In 1937 José Clemente Orozco, native son of Jalisco state, was invited by the local government to decorate the building's main chapel.  With the theme of "The Conquest of Mexico" he painted 53 murals in two years, filling the space with the power  of people caught up in historical and moral struggles, and culminating in the dome with "The Man in Flames," a depiction of man lit and consumed by ideals.  Orozco's artistic and technical achievement became known as "Mexico's Sistine Chapel."  In 1983, after the orphanage had moved, the building became and Instituto Cultural Cabanas, where the experience of the murals is enhanced by undreds of Orozco's preparatory drawings; in 1997 it became a World Heritage Site.

View more of Orozco's murals at the Palacio de Gobierno, where the artist painted a searing image of Independence hero Miguel Hidalgo and flanked it with a caricature of government called "Political Circus" and a clergy-army alliance dubbed "The Brutal Forces."  In the city's La Scala-inspired Teatro Degollado, opened in 1866, the mural depiction of a Dante canto, created by Jacobo Gálvez and Gerardo Suárez, is only upstaged in vividness by weekly performances of the Ballet Folclórico.
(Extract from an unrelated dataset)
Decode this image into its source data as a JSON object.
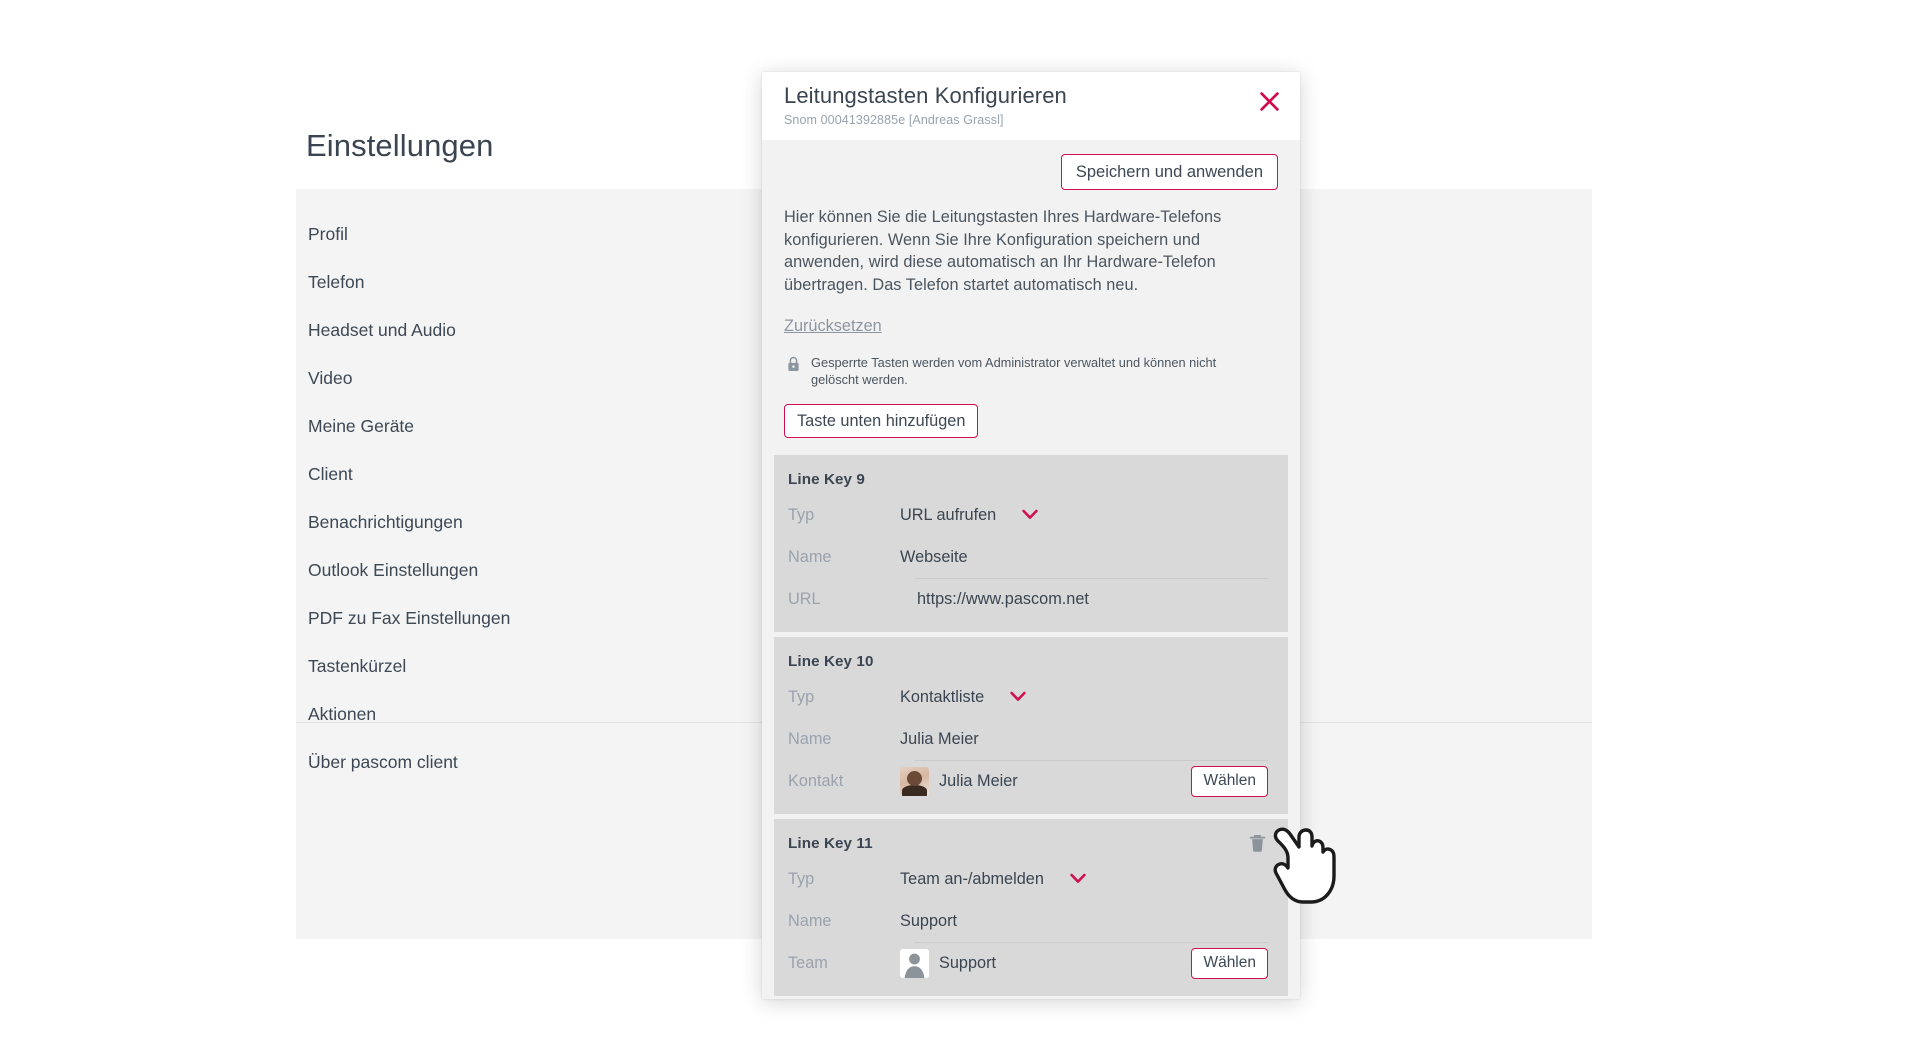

You can trace the local arts of pottery and glass in the Museo Regional de la Cerámica in suburban Tlaquepaque.  The neighboring village of Tonalá becomes a showcase of these, as well as wrought iron and wood carving, at its Thursday market.

Travel to Tequila, 35 miles northwest, and you'll enter the landscape of blue agave named a World Heritage Site in 2006.  The juice of the cactuslike plant was fermented to make pulque for thousands of years before the Spanish added the distillation the yields tequila.  At Tequila Cuervo you'll see the legacy painted large in Gabriel Flores' extraordinary mural, "Mythology and History of Tequila."